Directions for this task: Reply with only a number, the count of lines in the listing that include the word "placeholder".

Extracted material:
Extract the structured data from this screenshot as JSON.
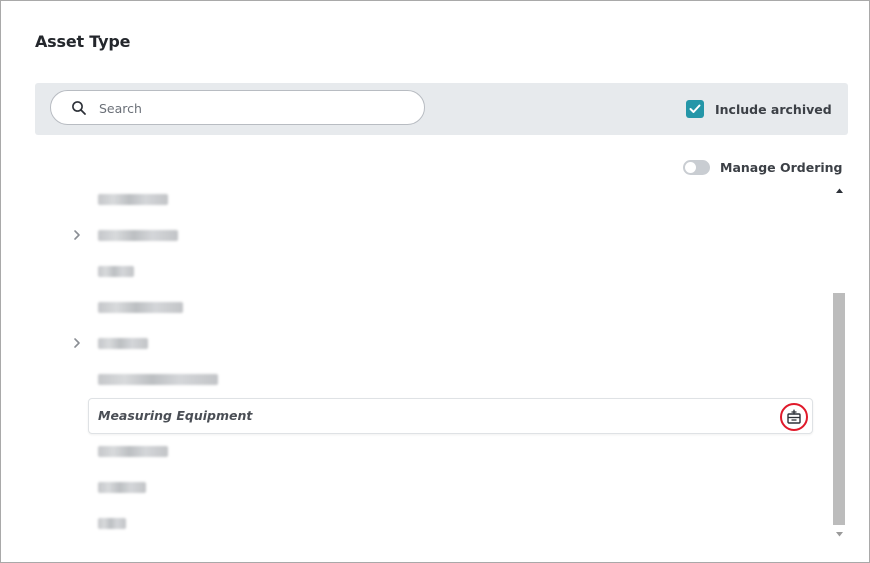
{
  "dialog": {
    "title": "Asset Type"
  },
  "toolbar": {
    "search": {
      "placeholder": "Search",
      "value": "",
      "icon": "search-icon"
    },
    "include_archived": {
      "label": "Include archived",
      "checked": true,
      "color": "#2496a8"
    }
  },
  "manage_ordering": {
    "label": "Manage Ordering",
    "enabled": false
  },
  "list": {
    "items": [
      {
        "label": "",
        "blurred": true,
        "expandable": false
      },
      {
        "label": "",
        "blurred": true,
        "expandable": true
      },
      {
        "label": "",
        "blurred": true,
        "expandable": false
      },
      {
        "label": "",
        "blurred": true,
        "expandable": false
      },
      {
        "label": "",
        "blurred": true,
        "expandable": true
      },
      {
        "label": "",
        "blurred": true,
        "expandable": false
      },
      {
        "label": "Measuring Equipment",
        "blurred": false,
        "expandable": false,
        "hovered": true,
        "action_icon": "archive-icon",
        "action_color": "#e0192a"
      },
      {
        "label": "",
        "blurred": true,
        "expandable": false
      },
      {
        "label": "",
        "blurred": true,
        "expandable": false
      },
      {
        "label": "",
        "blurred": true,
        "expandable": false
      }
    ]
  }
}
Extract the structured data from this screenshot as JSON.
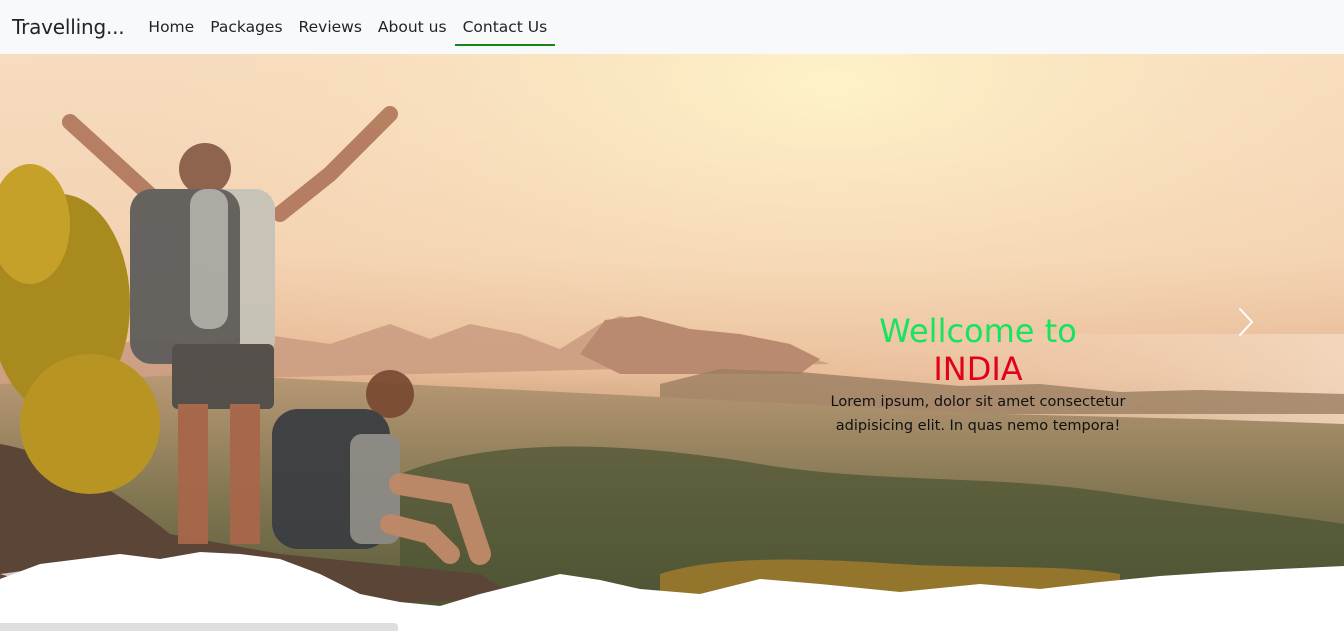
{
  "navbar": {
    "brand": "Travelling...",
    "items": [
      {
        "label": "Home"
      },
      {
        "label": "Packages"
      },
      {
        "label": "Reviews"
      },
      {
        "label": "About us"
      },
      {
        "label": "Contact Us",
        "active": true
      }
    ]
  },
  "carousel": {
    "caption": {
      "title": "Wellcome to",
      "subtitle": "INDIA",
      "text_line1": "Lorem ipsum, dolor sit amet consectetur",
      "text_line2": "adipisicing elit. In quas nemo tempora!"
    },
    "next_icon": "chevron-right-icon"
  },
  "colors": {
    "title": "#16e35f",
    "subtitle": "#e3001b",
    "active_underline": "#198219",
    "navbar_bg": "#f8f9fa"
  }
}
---
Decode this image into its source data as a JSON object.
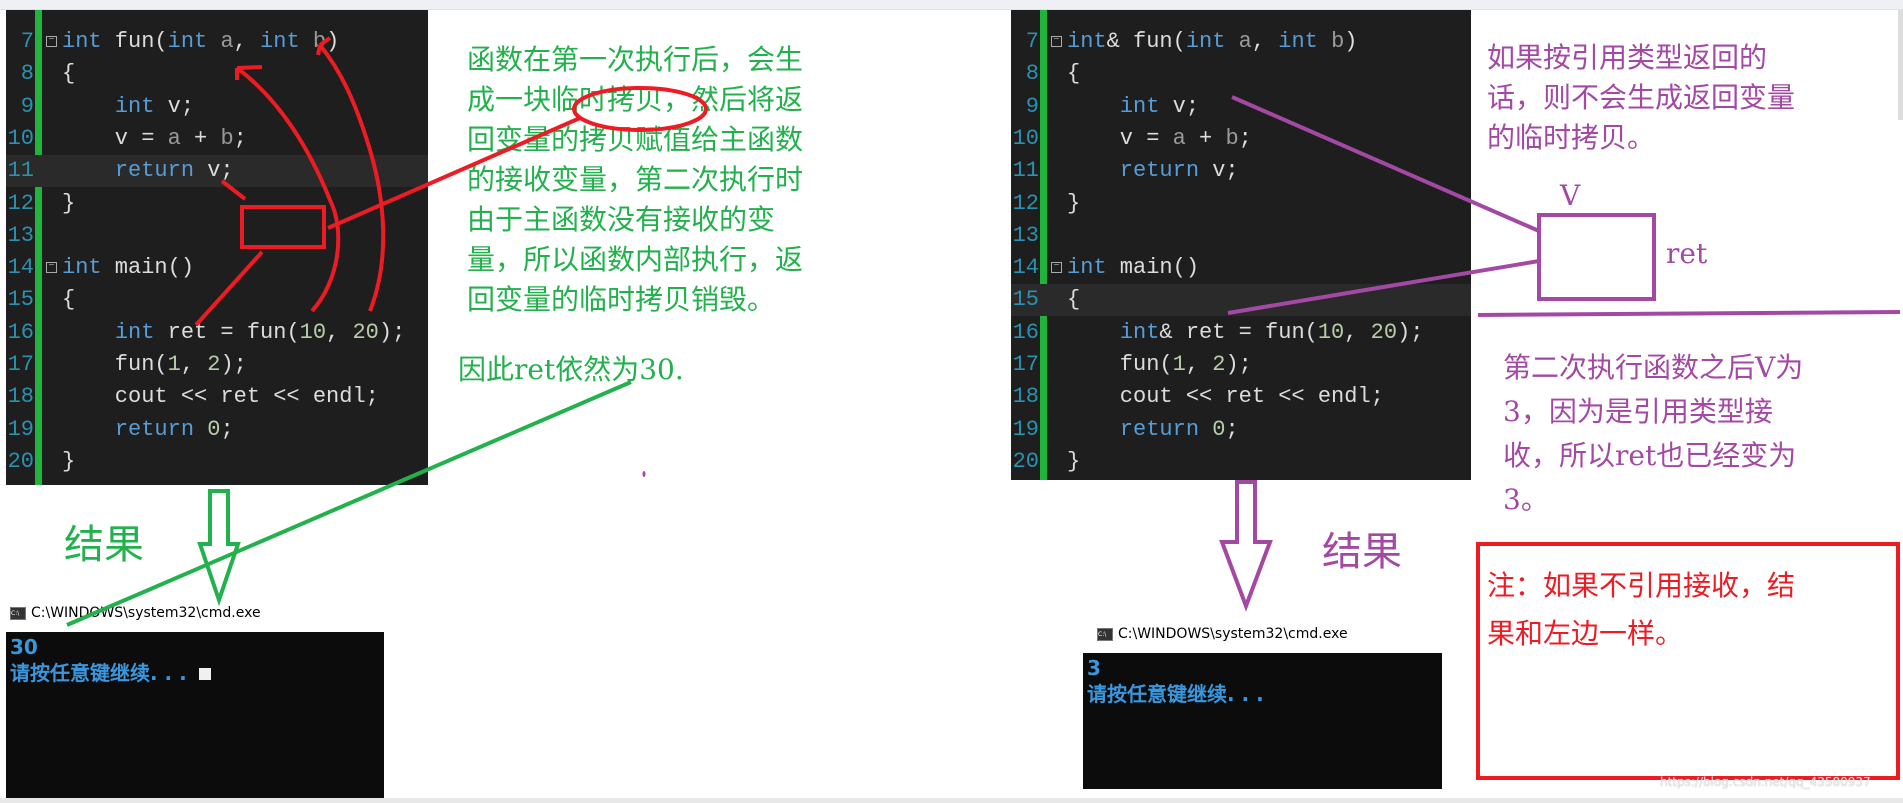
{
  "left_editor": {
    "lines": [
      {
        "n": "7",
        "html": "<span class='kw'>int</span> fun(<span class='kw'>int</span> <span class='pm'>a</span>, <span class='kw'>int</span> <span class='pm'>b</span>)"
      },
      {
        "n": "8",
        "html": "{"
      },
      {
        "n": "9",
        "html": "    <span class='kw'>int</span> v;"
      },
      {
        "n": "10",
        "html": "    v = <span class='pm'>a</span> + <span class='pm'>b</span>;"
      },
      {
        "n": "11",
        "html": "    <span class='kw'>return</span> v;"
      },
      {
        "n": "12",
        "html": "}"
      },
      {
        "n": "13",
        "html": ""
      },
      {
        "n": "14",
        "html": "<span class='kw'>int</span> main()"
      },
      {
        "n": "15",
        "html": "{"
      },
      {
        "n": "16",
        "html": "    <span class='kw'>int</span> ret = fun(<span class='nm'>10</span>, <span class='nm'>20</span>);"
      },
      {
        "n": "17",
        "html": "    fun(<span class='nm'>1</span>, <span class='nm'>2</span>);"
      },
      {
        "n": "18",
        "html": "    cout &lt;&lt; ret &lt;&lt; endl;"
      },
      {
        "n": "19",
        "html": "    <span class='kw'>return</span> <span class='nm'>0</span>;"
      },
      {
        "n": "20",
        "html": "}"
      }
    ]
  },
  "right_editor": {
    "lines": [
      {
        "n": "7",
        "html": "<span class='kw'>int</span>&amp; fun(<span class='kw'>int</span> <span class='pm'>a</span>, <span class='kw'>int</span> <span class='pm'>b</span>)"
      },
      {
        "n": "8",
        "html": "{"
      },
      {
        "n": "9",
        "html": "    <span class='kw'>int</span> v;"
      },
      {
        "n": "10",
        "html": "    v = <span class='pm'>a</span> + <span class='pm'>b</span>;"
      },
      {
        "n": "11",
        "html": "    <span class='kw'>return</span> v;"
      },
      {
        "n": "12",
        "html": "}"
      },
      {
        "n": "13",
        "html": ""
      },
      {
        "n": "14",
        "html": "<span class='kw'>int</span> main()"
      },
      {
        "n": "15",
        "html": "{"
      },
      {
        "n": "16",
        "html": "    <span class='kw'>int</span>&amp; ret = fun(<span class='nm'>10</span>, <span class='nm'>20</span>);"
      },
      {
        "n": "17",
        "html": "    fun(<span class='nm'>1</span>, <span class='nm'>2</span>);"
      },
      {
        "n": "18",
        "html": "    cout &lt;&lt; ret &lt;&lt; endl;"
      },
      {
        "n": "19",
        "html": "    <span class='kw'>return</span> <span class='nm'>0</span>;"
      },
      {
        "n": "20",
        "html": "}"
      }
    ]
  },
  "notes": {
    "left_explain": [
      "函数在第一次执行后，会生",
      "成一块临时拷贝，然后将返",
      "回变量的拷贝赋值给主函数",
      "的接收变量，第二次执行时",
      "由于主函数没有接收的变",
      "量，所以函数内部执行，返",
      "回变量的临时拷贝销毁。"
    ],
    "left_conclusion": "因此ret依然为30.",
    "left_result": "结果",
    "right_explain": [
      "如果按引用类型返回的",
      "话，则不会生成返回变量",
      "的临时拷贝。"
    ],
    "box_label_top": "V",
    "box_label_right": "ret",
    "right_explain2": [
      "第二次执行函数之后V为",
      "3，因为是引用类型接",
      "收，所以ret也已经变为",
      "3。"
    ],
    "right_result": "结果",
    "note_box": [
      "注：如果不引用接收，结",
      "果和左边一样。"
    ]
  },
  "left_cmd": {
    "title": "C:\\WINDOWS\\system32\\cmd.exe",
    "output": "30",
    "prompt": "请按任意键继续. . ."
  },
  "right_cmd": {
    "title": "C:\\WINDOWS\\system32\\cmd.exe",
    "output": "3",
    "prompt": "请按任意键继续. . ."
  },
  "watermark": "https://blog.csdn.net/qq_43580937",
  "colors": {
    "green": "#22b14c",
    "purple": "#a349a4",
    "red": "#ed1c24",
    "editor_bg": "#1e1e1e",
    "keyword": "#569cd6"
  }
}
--
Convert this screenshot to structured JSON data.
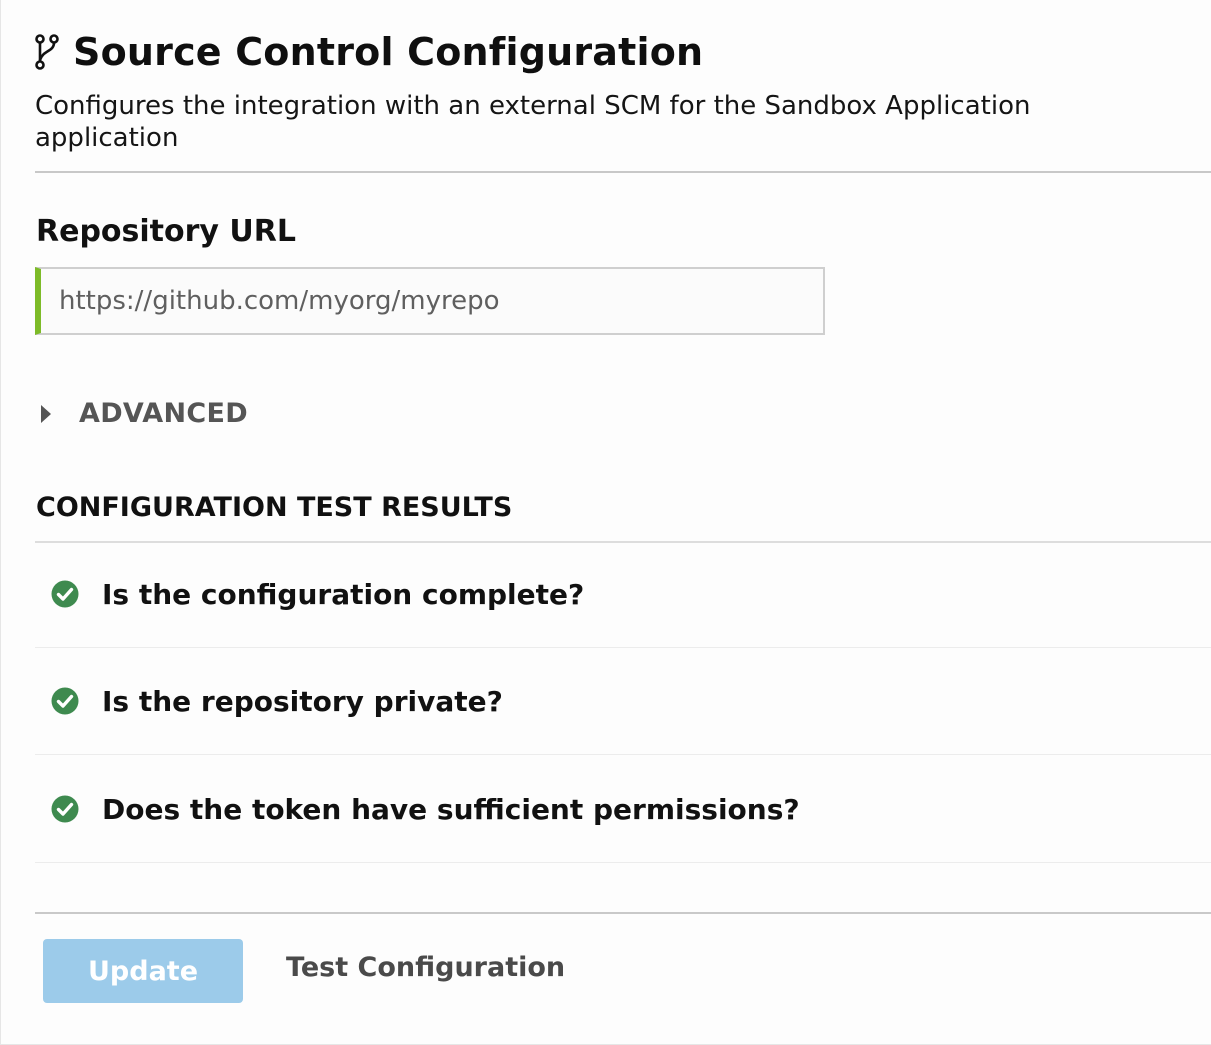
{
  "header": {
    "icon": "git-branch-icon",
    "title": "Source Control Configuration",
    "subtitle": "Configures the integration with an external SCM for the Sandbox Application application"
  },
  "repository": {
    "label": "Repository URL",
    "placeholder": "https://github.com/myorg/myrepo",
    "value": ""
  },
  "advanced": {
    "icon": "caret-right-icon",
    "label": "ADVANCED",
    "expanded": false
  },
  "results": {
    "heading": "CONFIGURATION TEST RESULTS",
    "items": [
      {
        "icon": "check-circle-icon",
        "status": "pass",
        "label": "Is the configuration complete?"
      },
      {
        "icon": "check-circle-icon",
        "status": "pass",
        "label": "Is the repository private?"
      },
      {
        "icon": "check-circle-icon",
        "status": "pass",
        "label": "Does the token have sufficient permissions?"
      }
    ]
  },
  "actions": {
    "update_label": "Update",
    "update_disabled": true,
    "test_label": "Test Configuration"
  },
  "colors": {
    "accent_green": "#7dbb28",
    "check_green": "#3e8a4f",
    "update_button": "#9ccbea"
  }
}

Exercise response: 2